The French army, on the other hand, was still feudal, largely mounted and made up of noblemen who equipped themselves and fought very much as they liked, under the direction of far too many commanders, whether members of the Royal Family or appointed.  There was no clearly distinguishable chain of command, and in any case unlike England which was a united country under a respected king, what we call France was a collection of semi independent duchies all owing feudal loyalty to the king of France but quite prepared to ignore him if it suited them.  The French did fight dismounted at Poitiers, they had learned that much from Crecy, but they were not trained or equipped to do so efficiently, and they lacked the missile support that the English had in the latter’s archers.

What distinguishes the Battle of Poitiers from other major engagements during the Hundred Years’ War?

Apart from the scale, not much.  To quote the Duke of Wellington 460 years later ‘they came on in the same old way, and we beat them in the same old way’.  While the French did employ some mercenary professionals they were not held in high regard.  Many French soldiers realised that the English archers were a major factor in French defeats, but French society was such that they dare not emulate them.  To arm the lower orders would be to risk them turning on their betters – as indeed happened (without being armed) during the Jaquerie uprising shortly after the battle.
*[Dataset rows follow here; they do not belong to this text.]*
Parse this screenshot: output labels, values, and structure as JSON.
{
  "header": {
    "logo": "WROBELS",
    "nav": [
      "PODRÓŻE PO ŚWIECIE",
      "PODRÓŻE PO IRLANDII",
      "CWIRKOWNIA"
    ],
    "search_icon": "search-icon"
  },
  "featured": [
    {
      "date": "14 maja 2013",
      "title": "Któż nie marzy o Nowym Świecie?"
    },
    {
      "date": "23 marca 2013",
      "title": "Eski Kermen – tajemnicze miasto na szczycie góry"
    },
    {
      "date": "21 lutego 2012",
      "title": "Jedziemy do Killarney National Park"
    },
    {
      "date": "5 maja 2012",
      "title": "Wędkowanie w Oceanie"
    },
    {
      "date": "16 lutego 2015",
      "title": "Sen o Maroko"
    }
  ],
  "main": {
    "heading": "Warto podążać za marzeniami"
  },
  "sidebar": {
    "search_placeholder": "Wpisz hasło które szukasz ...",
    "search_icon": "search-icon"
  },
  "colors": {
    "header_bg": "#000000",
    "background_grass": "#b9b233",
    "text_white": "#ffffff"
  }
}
Were there any particularly surprising or lesser-known aspects of the Battle of Poitiers that you uncovered during your research?

I was surprised at the site of the battle claimed by the French tourist authorities, where there are explanatory boards,  and grave markers.  Anyone who has military experience and can appreciate ground would see that this could not be where it happened! Add that to what the chronicles tell us and I am convinced that the battle happened on the plaine de plumie in a loop of the River Moisson, north west of Nouaille Maupertuis.

How did the Battle of Poitiers shape the subsequent events of the Hundred Years’ War and the relations between England and France?

For a while, with the elimination of most of the French governing class and the capture of the French king, it looked as if that would be the end of the war.  It was not to be.  France descended into anarchy where no one could take a decision and make it stick, and disagreements between the king in the Tower of London and his son the dauphin in France, allied with the death of the Black Prince followed by his father Edward III and the accession of a child king (Richard II) in England meant that the war went on for almost another century.

Poitiers (Finest Hours Book 3) by [Gordon Corrigan]

Gordon Corrigan is the author of Finest Hours: Poitiers.